Looking for Something New? Try a Little Asian Flavor Innovation
The beauty of Asian spirits is that they can be swapped in place of Western spirits in traditional cocktails for a unique spin on old classics. Bar Kumiko, owned by 2016 Eater “Young Gun” Julia Momose, is slated to open in Chicago by the end of the year and promises an omakase cocktail experience for patrons seated at the bar. It will offer a twist on the classic Vesper that stars Japanese Gin, single-malt Vodka from Ireland and Pommeau from Chicago. Even operators who aren’t strictly focused on Asian spirits are getting in on the Asian-inspired trend, as many mixologists are experimenting with global flavors like guava and lychee. Trendy matcha, a type of Japanese green tea powder, stars in the Matcha Old Fashioned with 2016 Russell’s Reserve Single Barrel, wasanbon sugar and orange, at Bar Leather Apron in Honolulu, Hawaii. In San Francisco, Pearl 6101 is also flavoring an Oakland Spirits Gin with lemongrass and foraged nori, combined with local Californian Aquavit and Manzanilla Sherry for its Pearl Martini.
In today’s era of rapid globalization, the introduction of Asian spirits and flavors into the alcoholic beverage landscape will only continue to accelerate. Yuzu, a Japanese citrus that’s been showing up in cocktails, has increased 41 percent on menus over the past four years. On top of that, Datassential’s trend prediction tool Haiku, which uses machine learning to analyze the future growth trajectory of ingredients, estimates that yuzu will continue growing by nearly 25 percent over the next four years.
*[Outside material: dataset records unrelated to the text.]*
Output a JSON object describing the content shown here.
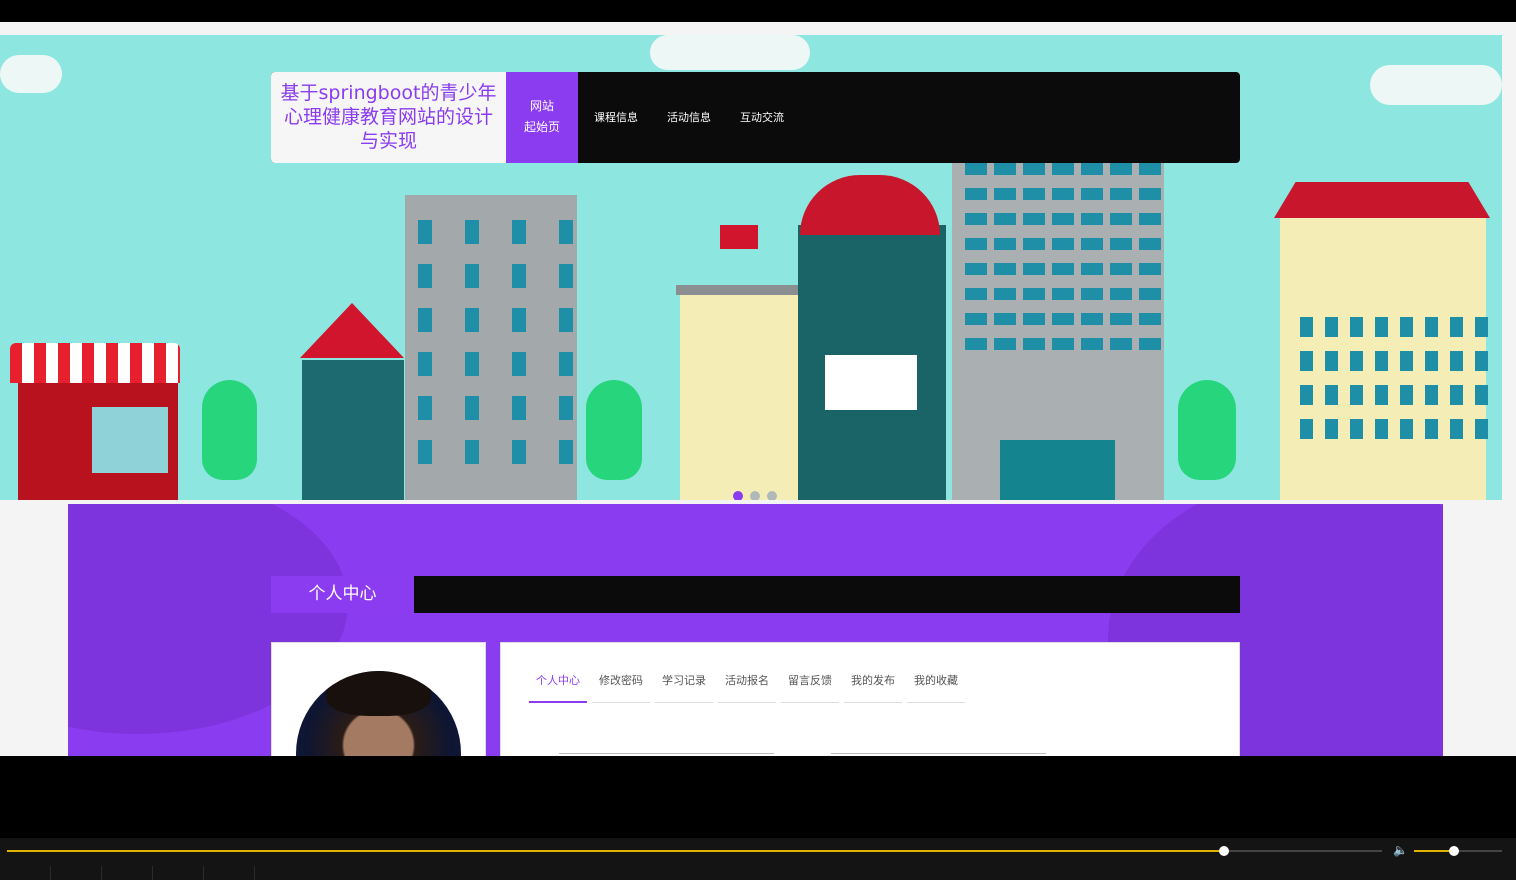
{
  "site": {
    "title": "基于springboot的青少年心理健康教育网站的设计与实现",
    "home_line1": "网站",
    "home_line2": "起始页",
    "nav_items": [
      "课程信息",
      "活动信息",
      "互动交流"
    ]
  },
  "carousel": {
    "slide_count": 3,
    "active_index": 0
  },
  "section": {
    "title": "个人中心"
  },
  "tabs": [
    "个人中心",
    "修改密码",
    "学习记录",
    "活动报名",
    "留言反馈",
    "我的发布",
    "我的收藏"
  ],
  "active_tab": 0,
  "colors": {
    "accent": "#8b3cf0",
    "nav_bg": "#0b0b0b",
    "sky": "#8ee6e0",
    "player_progress": "#e2b400"
  },
  "player": {
    "progress": 0.885,
    "volume": 0.45
  }
}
Haiku also predicts that the term “Japanese Whisky” will increase by another 100 percent on menus within the same period. As consumers become increasingly adventurous and look to explore more global alcoholic beverages and flavors, operators can stay on top of the game by looking for opportunities to combine Asian inspiration with familiar elements, for a fresh and exciting beverage.
This article has been provided by Sherry Tseng, Publications Specialist at Datassential, a leading consulting firm and supplier of trends analysis and concept testing for the food industry.